We so cavalierly say that we want to teach our children to say “NO” to things that are “bad” for them. But how can we do that if we, as a society, don’t teach them how to identify and say “YES” to things that make them feel good?
Until we, as a society, stop fearing things that are different, none of us will be free to be fully who we are. But that’s what I want for my daughter. How do we make that world?
CHICKEN SOUP STEP TWO
After the stock has been cooking for 3 hours or so, place a strainer into a gigantic bowl, or another stockpot. Pour the whole mess through the strainer. Set it aside.
Into the stockpot (the one you have been using) toss in all the remaining veggies, diced.
Add a bit of oil – something natural and high-temp, like walnut, grapeseed or wheat bran oil – and sautee the veggies up a bit.
Pick out ALL the chicken bits from the strainer and add it to the veggies.
Add the can of diced tomatoes
Add enough stock to cover everything, as much as looks right to you. (Freeze the rest!)
Add salt, herbs, pepper, whatever.
Cook for a couple more hours.
I am in no way a perfect person, or a perfect mother.

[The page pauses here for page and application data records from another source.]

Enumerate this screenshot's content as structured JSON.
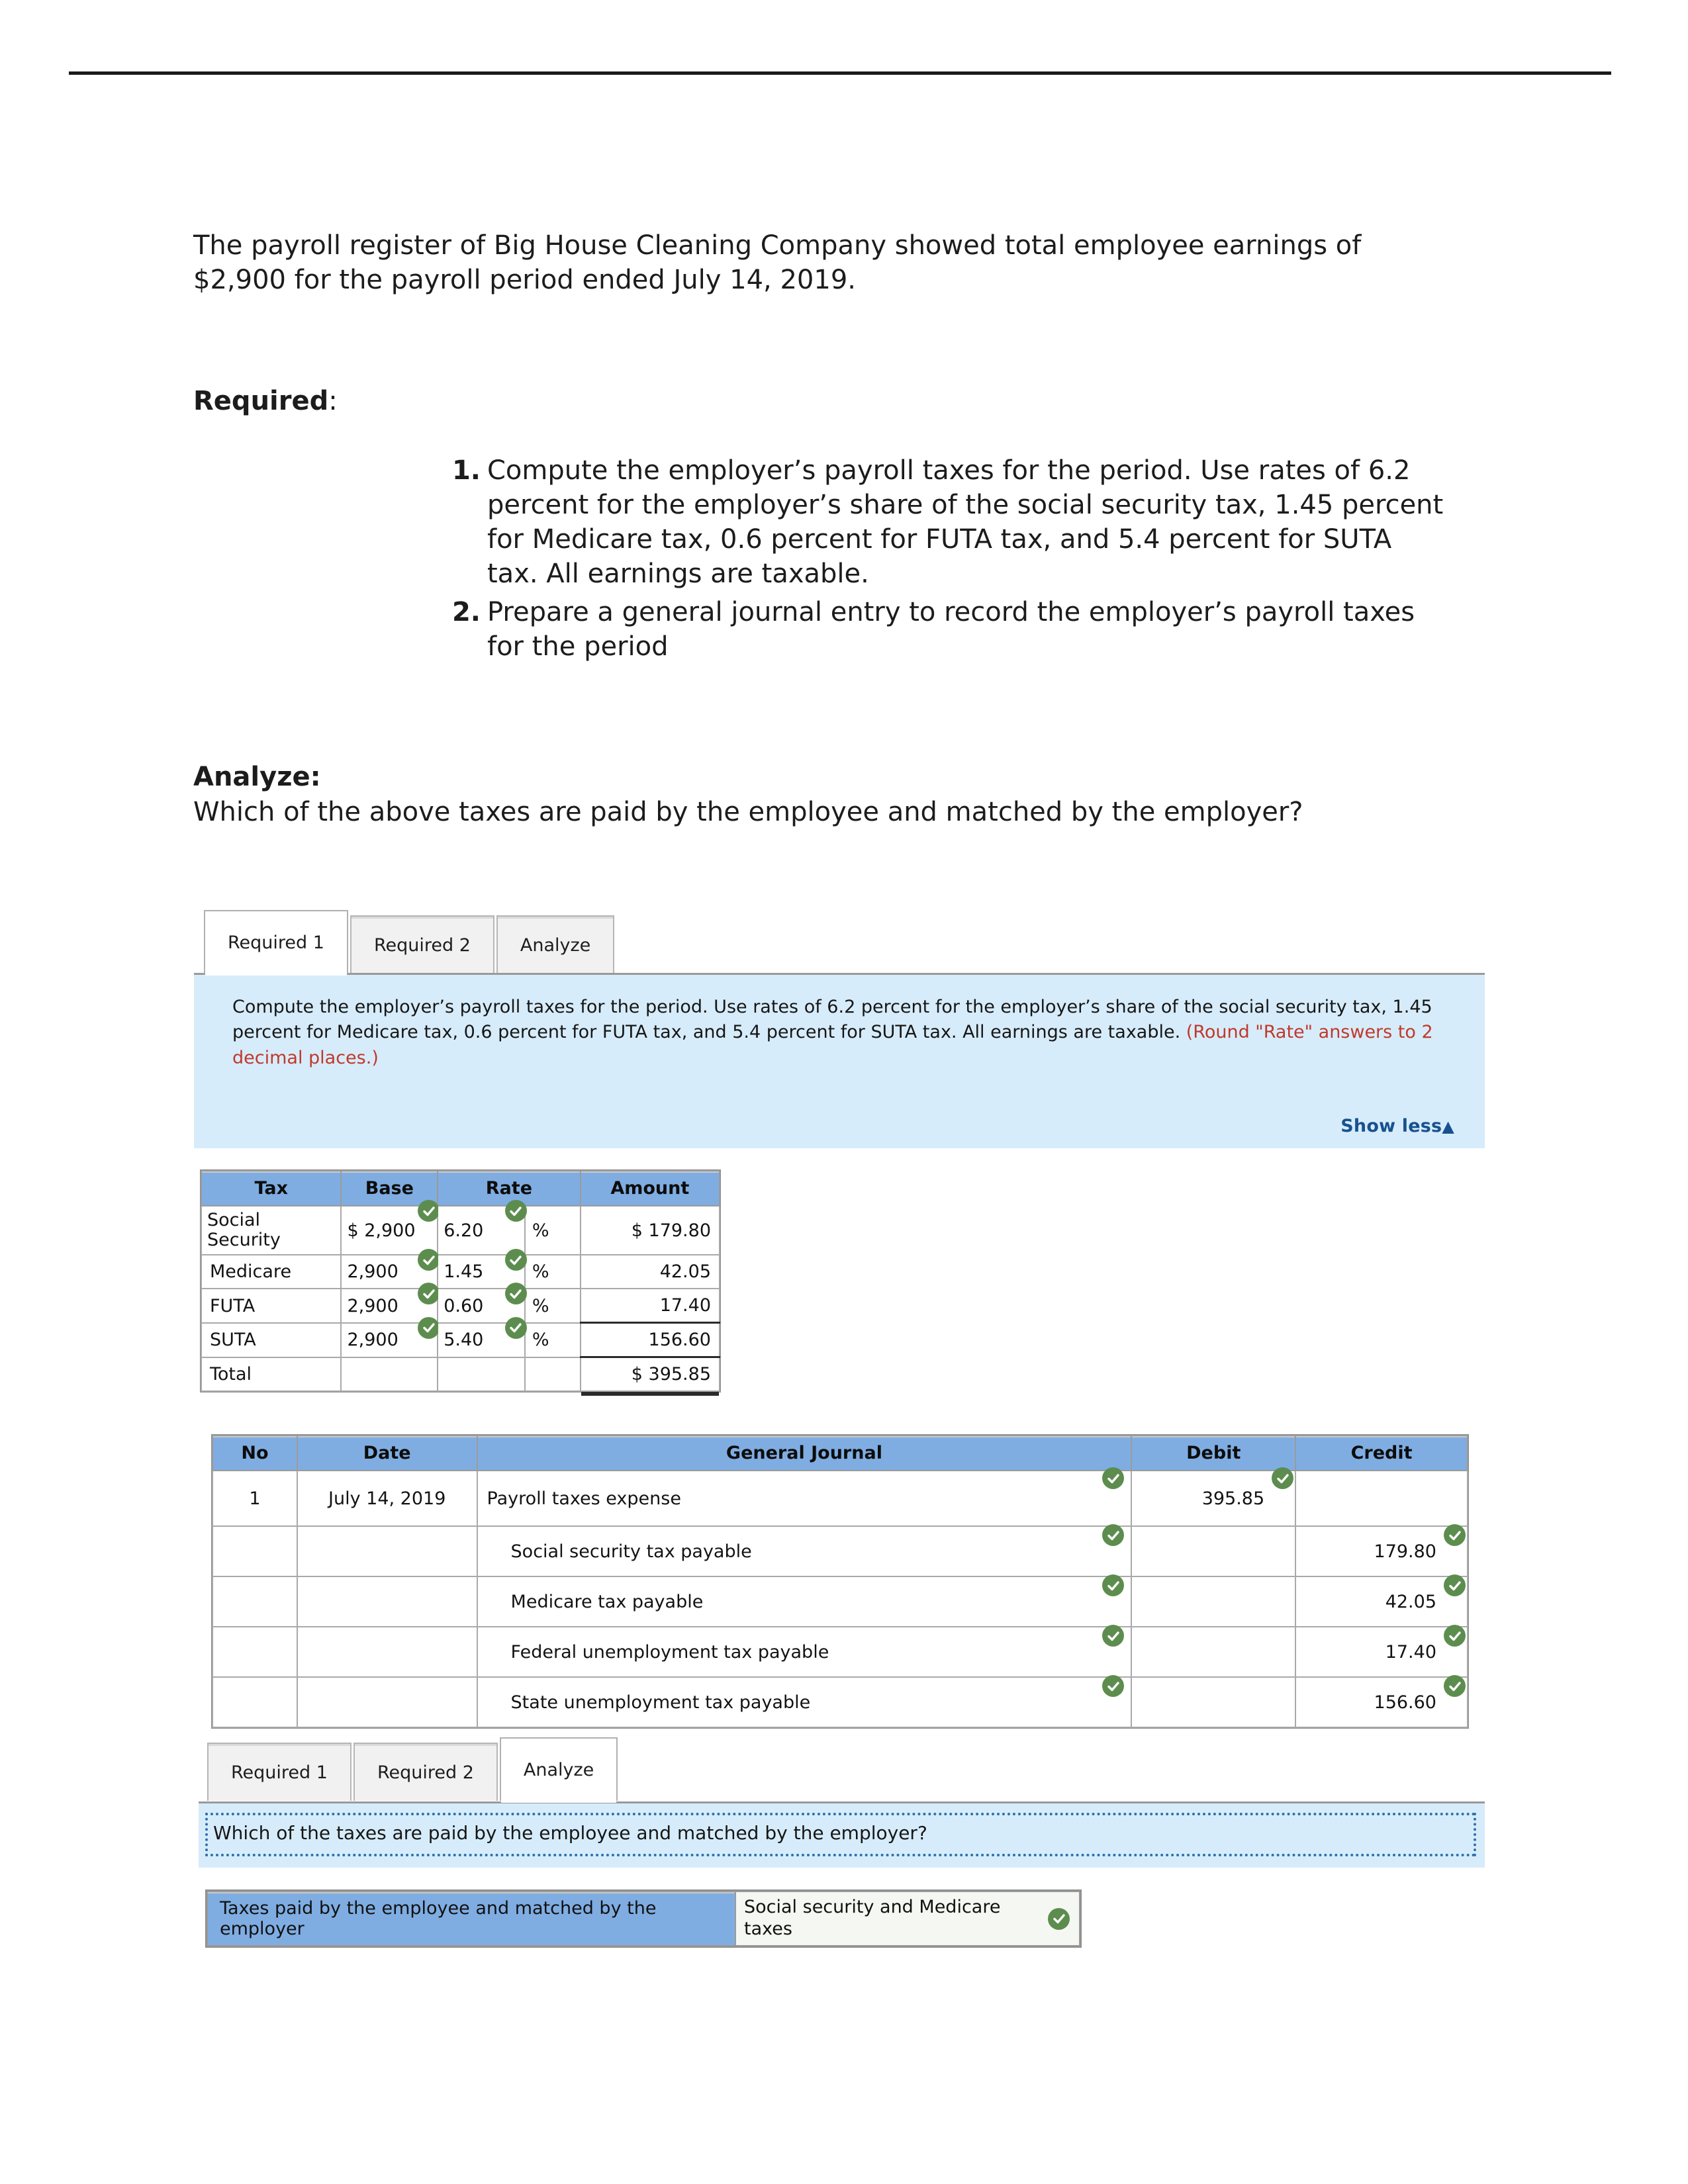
{
  "document": {
    "intro": "The payroll register of Big House Cleaning Company showed total employee earnings of $2,900 for the payroll period ended July 14, 2019.",
    "required_label": "Required",
    "required_colon": ":",
    "requirements": [
      {
        "num": "1.",
        "text": "Compute the employer’s payroll taxes for the period. Use rates of 6.2 percent for the employer’s share of the social security tax, 1.45 percent for Medicare tax, 0.6 percent for FUTA tax, and 5.4 percent for SUTA tax. All earnings are taxable."
      },
      {
        "num": "2.",
        "text": "Prepare a general journal entry to record the employer’s payroll taxes for the period"
      }
    ],
    "analyze_heading": "Analyze:",
    "analyze_question": "Which of the above taxes are paid by the employee and matched by the employer?"
  },
  "tabs_top": {
    "items": [
      {
        "label": "Required 1",
        "active": true
      },
      {
        "label": "Required 2",
        "active": false
      },
      {
        "label": "Analyze",
        "active": false
      }
    ]
  },
  "instruction_panel": {
    "text_main": "Compute the employer’s payroll taxes for the period. Use rates of 6.2 percent for the employer’s share of the social security tax, 1.45 percent for Medicare tax, 0.6 percent for FUTA tax, and 5.4 percent for SUTA tax. All earnings are taxable. ",
    "text_red": "(Round \"Rate\" answers to 2 decimal places.)",
    "show_less_label": "Show less",
    "show_less_caret": "▲"
  },
  "tax_table": {
    "headers": [
      "Tax",
      "Base",
      "Rate",
      "Amount"
    ],
    "percent_symbol": "%",
    "rows": [
      {
        "tax": "Social Security",
        "base": "$ 2,900",
        "rate": "6.20",
        "amount": "$ 179.80"
      },
      {
        "tax": "Medicare",
        "base": "2,900",
        "rate": "1.45",
        "amount": "42.05"
      },
      {
        "tax": "FUTA",
        "base": "2,900",
        "rate": "0.60",
        "amount": "17.40"
      },
      {
        "tax": "SUTA",
        "base": "2,900",
        "rate": "5.40",
        "amount": "156.60"
      }
    ],
    "total_label": "Total",
    "total_amount": "$ 395.85"
  },
  "journal_table": {
    "headers": [
      "No",
      "Date",
      "General Journal",
      "Debit",
      "Credit"
    ],
    "rows": [
      {
        "no": "1",
        "date": "July 14, 2019",
        "account": "Payroll taxes expense",
        "debit": "395.85",
        "credit": "",
        "indent": false
      },
      {
        "no": "",
        "date": "",
        "account": "Social security tax payable",
        "debit": "",
        "credit": "179.80",
        "indent": true
      },
      {
        "no": "",
        "date": "",
        "account": "Medicare tax payable",
        "debit": "",
        "credit": "42.05",
        "indent": true
      },
      {
        "no": "",
        "date": "",
        "account": "Federal unemployment tax payable",
        "debit": "",
        "credit": "17.40",
        "indent": true
      },
      {
        "no": "",
        "date": "",
        "account": "State unemployment tax payable",
        "debit": "",
        "credit": "156.60",
        "indent": true
      }
    ]
  },
  "tabs_bottom": {
    "items": [
      {
        "label": "Required 1",
        "active": false
      },
      {
        "label": "Required 2",
        "active": false
      },
      {
        "label": "Analyze",
        "active": true
      }
    ]
  },
  "analyze_panel": {
    "question": "Which of the taxes are paid by the employee and matched by the employer?",
    "answer_label": "Taxes paid by the employee and matched by the employer",
    "answer_value": "Social security and Medicare taxes"
  },
  "colors": {
    "header_blue": "#7FADE2",
    "panel_blue": "#d7ecfa",
    "check_green": "#5d8d4e",
    "red_note": "#c0392b",
    "link_blue": "#17518f"
  }
}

Nor is her father perfect. But both of us, from day one, have been committed to being fully honest and present with our daughter. We have not sheltered her from our own mistakes, our own fears, our own joys and our own process of figuring out who we are and what we want.
Celia, for her part, is academically gifted in an off-the-charts sort of way. (Though we have never told her that.) When she was very young, we were told that we “should,” (yes, they used that word) accelerate her into the gifted programs. She did not want that. She wanted to stay with her friends. Torn about what to do, we consulted a child psychologist who gave us the best advice I have ever received.
In a nutshell, she told us that the job of childhood and early education is not to learn facts, but to learn how to function. The patterns we set for them in youth are the ones they use for the rest of their lives. Patterns, not facts. She pointed out that Celia, who was 5 at the time, was able to verbalize that she was happy, curious, successful, engaged, enthusiastic and worked well with others. (Which was true.) She pointed out that if Celia spends the first 10 years of her life knowing that she is happy, curious, successful, engaged, enthusiastic and can work well with others, that’s how she’s going to feel in the world, for the rest of her life. Conversely, if we moved her into a highly competitive environment, she MIGHT feel stressed out, underachieving, judged, fearful…..
Put that way, the choice was obvious. We did not accelerate her.
And now, though she’s sleeping like a baby at this moment, we seem to have a girl who can express her feelings, stand strong in her convictions, and facilitate community engagement.
When I read the affirmation that she got from camp, I think we’ve taken a step towards women’s rights. The groundwork was laid by those who fought for legal rights for women. But it’s up to all of us to remember that the rights of individuals run far deeper than the right to vote. We need to move past that and give people the right to be who they are. To contribute how they can, and have that valued.
She is so magnificent, this daughter of ours. And so sick, right now. I can do nothing, really, to help her – except make her soup, and be there for her. And it seems like a metaphor for her whole life. I can do nothing to tell her who she is or what will make her happy, but I can nourish her soul with the permission to be who she needs to be. And be there for her.
And 90 years from now, her granddaughter can write about being raised in a world in which she can be whatever she wants. That’s women’s liberation. Hell, that’s human liberation. Let’s vote for that.
(Soup’s ready now.)